I bought a car from a private owner. the owner said the only thing wrong with the car was a hole in the radiator. He was suppose to replace it, instead he plugged it which it did not hold. When i got the car i drove it for 2 hours and it broke down. I called the guy i had bought the car from and told him the car had broke down and i wanted my money back. He said, take him to court. I had the car towed to his home. I have the keys and title. I have served him with court papers in an attempt to get my money back.
The lemon law only applies to vehicles in the first 18 months of its warranty. Unless you have a contract that requires the repair or a potential fraud claim, there is nothing you can do. Used car sales are usually sold as is if the seller is not a corporation. Consult with a local attorney for a review of the sales agreement (if it was oral, I think you may be out of luck).
[This communication is intended as general information and not specific legal advice, and this communication does not create an attorney-client relationship.]
Lemon Law Attorney
In a private person sale, the law is very different from a car dealer sale. In a sale between two individuals, neither of whom is a car dealer, in most states the only obligation on the seller is to answer your questions honestly and not hide anything that they realize you would want to know about. They have to tell the truth about the mileage on the car too by filling out correctly and honestly an odometer statement for the buyer. And in those states that require mandatory emissions tests in order to get a vehicle licensed, many of those states say that if the emission/pollution equipment was disabled or removed then the buyer may have the right to cancel the sale. If the seller lied to you or hid something from you, then that can be fraud in most states. If none of that applies to your deal, then you may be stuck. To learn more about what fraud legally means, check out this Avvo Guide, “What is Fraud?”: http://www.avvo.com/legal-guides/ugc/what-is-fraud-1. It would be well worth your time to meet with a local attorney to find out how the court process will work in your case so you can increase your chances of winning when you go to court.
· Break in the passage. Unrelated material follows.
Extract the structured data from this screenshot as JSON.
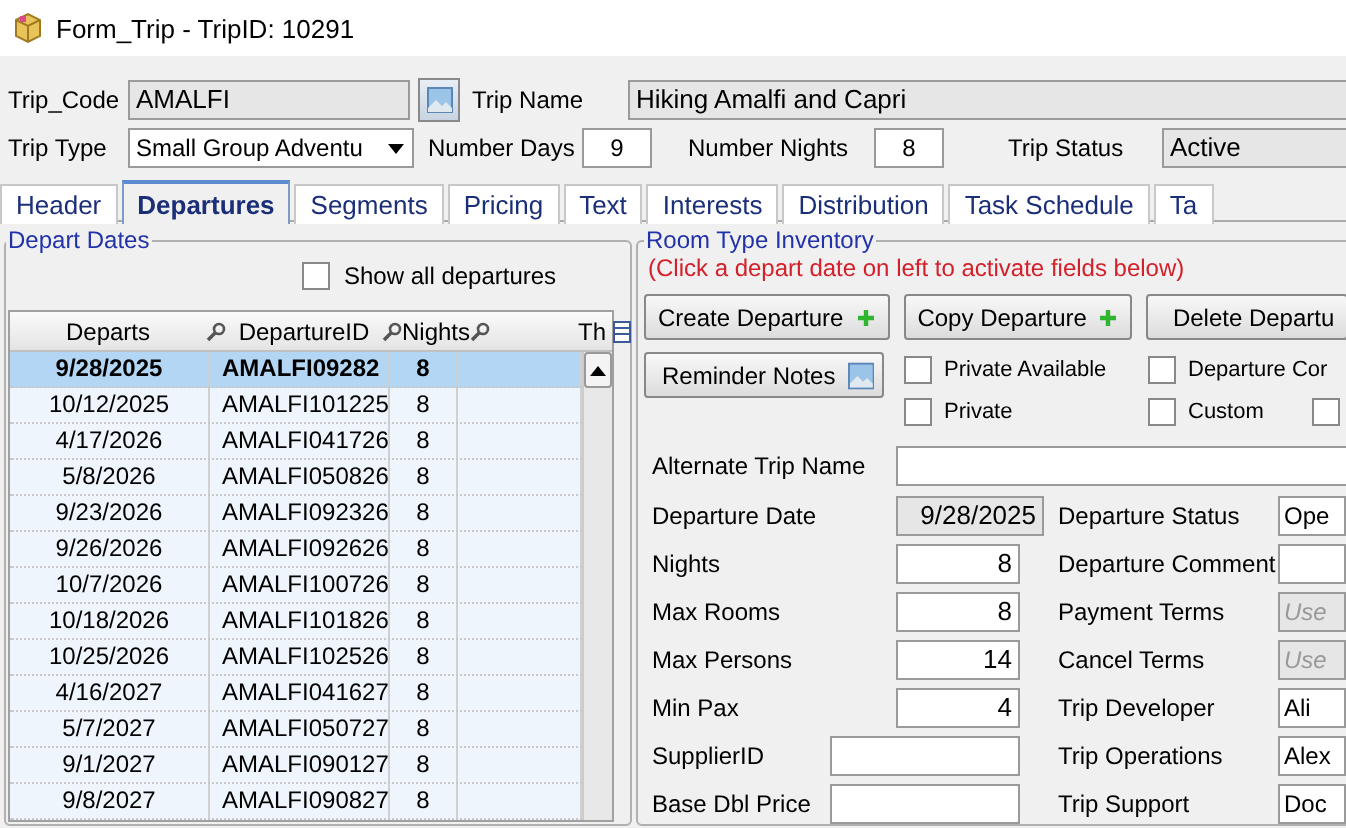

To find out more about auto sales fraud law in your state, and what all this means, legally speaking, in your situation, you need to talk to a local Consumer Law attorney who knows the law in your state. Call your local attorney's Bar Association and ask for a referral to a Consumer Law attorney near you or you can go to this web site page for a Free Online 50 State National List of Consumer Law Lawyers (http://www.ohiolemonlaw.com/ocll-site/ocll-locate_local.shtml) and find one near you (lawyers don’t pay to get listed here and most of them are members of the only national association for Consumer Law lawyers, NACA.net). But act quickly because for every legal right you have, there is only a limited amount of time to actually file a lawsuit in court or your rights expire (it's called the statute of limitations), so don't waste your time getting to a Consumer Law attorney and finding out what your rights are. If this answer was helpful, please give me a “thumbs up’ below. Ron Burdge, www.carsalesfraud.com, www.USLemonLawyers.com